Your plan to achieve your desired strategy is in place. The goals are clear. The scorecard is in place. The lead measures are prioritised and accountability is understood within a regular meeting rhythm for the team. BUT, there are a couple of team members who still don’t seem to follow through…
In most teams there are often one or two people who appear incapable of change. They show difficulty in aligning to the team plan. They may say they are on board, however their behaviour shows you they are not “on the bus”. As a leader, this can be extremely frustrating.
Through our work at Lighthouse, we have experienced three categories of “resistors”: the “Stone-Waller”, the “High Performing Inconsiderate” and “The Creative”. The “Stone-Waller” can’t get past the old ways of performing tasks, objects to most new initiatives and their immediate response is “No”. The “High Performing Inconsiderate” achieves impressive results, however due to their cunning and strategy, their route to success may cause mistrust in a team, and it is forever difficult to pin them down. “The Creative” is good for a period, however their commitment is often short lived as they change tack, moving the goal posts to suit themselves in order to play with the shiny new projects. In addition, they may be too future oriented and hover above the “sleeves rolled up” requirement of what needs to be done now.
It is very easy to fall into a “they should” attitude as the Leader. “They should be following through”, “they should have been more proactive” and “they should be on board”. Whilst it is normal to think this way, it rarely gets you anywhere. A more constructive path is to explore what is behind their resistance; what is underneath their “stuck” position and therefore preventing them from positive movement forward.
Robert Kegan, a Harvard Psychologist, provides great insight into this issue. Kegan researched and reported on resistance to change. His research involved a group of medical patients who were informed they would die if they did not take a specific drug. When followed up after six months, a significant portion of the group reported that they were not taking the medicine. When bewildered interviewers asked the patients why they weren’t taking the drug, despite being aware of the fatal consequences, the researchers discovered an unexpected response. The participants didn’t want to be perceived as being old…
Kegan concluded that individuals can have hidden competing commitments they are not aware of, connected to their sense of identity and values which prevents them from doing what they know they should.
Let’s consider how this plays out for all of us in our personal lives;
- We should exercise more, but we don’t consider ourselves as athletes
- We should stop drinking as much, but underneath we value fun more
- We should be more disciplined in managing our money, but we value freedom more

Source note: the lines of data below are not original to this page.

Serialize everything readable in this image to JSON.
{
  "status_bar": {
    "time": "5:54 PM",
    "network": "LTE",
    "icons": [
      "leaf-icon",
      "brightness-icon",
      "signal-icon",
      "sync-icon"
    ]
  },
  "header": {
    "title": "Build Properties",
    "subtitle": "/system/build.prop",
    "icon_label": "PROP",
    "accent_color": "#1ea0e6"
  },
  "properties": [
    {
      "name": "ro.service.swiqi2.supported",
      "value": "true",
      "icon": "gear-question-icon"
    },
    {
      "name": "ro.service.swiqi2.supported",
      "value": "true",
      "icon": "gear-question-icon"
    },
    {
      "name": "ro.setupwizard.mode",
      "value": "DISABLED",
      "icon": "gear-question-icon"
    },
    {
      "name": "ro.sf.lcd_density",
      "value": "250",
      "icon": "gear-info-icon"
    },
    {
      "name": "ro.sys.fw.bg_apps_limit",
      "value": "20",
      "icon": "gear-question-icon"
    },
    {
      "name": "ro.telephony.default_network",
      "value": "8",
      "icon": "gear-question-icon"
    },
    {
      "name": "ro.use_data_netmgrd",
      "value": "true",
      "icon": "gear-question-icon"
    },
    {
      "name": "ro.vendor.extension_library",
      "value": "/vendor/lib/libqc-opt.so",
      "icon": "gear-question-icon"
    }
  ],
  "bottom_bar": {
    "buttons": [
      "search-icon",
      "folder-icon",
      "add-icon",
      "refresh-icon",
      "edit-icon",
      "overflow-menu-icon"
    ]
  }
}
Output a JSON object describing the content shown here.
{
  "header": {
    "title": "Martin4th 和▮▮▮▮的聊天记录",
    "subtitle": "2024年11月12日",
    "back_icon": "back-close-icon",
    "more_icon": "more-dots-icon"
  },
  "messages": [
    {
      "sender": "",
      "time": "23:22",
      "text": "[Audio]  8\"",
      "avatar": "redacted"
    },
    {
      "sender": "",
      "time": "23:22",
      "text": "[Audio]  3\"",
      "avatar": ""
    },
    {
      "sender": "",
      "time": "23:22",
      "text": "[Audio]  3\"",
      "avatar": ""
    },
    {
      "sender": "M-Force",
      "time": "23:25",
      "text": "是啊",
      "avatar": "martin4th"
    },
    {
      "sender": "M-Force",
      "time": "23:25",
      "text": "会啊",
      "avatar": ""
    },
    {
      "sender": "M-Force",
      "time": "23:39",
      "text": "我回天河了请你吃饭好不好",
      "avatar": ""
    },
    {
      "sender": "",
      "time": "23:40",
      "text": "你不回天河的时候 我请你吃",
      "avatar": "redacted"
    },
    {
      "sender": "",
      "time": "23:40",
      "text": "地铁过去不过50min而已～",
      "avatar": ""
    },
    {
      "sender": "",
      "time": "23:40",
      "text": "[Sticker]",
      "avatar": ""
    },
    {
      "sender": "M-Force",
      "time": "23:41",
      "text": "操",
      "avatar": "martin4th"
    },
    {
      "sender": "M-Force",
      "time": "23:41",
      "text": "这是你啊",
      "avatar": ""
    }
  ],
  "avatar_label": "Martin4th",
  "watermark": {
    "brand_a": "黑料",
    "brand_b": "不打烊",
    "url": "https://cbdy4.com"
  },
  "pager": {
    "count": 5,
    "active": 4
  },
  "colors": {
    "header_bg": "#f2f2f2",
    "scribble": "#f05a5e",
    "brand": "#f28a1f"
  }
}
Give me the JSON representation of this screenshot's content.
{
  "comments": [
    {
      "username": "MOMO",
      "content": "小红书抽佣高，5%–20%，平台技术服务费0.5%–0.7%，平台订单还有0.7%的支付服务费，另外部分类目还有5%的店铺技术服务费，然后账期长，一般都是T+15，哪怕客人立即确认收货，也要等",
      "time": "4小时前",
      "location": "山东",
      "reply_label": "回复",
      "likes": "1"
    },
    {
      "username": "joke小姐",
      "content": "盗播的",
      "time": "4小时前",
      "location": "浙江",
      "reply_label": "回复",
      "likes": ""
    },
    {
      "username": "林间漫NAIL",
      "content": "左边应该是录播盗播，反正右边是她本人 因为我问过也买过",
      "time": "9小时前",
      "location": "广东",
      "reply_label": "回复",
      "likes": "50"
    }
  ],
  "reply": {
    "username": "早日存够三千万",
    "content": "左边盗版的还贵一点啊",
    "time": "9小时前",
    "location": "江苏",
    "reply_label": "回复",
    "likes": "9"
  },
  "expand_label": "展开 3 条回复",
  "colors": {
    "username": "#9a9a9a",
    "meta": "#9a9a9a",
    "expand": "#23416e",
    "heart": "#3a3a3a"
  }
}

- We should communicate more with the team, but underneath we value our personal achievement more
In a team, it all appears as a lack of accountability, however, underneath it is in fact a lack of awareness. An awareness of what they fear will happen if they focus on something else. An awareness of what is obstructing their growth, their ability to progress to the next level. You can’t make a choice without awareness. You certainly don’t get a change of behaviour, because there is no responsibility. They are taking responsibility to protect themselves and do what they value, not what you want them to do as the leader.
There is no change without Conversation!
The great change leaders invest time in the conversation. They are not only able to help the individual see what is holding them back, but help them see how they can get more of what they want with a slight redirection.
An example of this is helping the team leader see that their fear of failure is preventing them from setting goals for the team. But by actually setting goals for the team, they will reduce their chance of failure.
Let’s apply this to the resistor categories. The “Stone Waller’s” need to be aware of their fear of not being capable, not smart enough, not being in control. For this group, the leader should redirect towards to where you can assist them to build capability, what knowledge they can leverage and what they can do to be more in control.
The “Inconsiderate” needs to be aware of what is a bigger priority for them. They fear they may lose out, not be respected, be disadvantaged personally. Whatever is specific for them needs to be redirected to how they generate more respect, how they earn more $, get more personal kudos which will align with the communication and sharing you look for as the leader.
The “Creative” needs to be aware that the freedom they yearn for or their preference to find new ways can be enabled by achievement of short term goals. That discipline to some key focus areas creates the freedom to explore the new.
The creative title provides the answer. Take the hidden and shine the light on it to make it visible and then point the torch to where they can take it next. To evolve the business, we need to evolve as leaders. To evolve as leaders we need to help evolve our people. This is your responsibility as the leader. Perhaps this responsibility could be the hidden resistance for you?
This article was written by Peter Nankervis, Managing Director, Lighthouse Leadership Strategy and Training and forms the 3rd in this series of articles on successfully achieving strategy. Previous articles in this series: Why is the follow through so poor? and The four keys to maximise your execution.
Lighthouse’s purpose is to spark an evolution in leadership. We know that having an aligned and disciplined leadership team are key ingredients to achieving your strategic objectives. For more information on our approach to Leadership Team Strategy, please visit our webpage. Please get in touch with us if you would like to have a confidential discussion on how you can implement these principles with your leaders. Phone 02 9091 0305 for Sydney or 03 9563 6628 for Melbourne.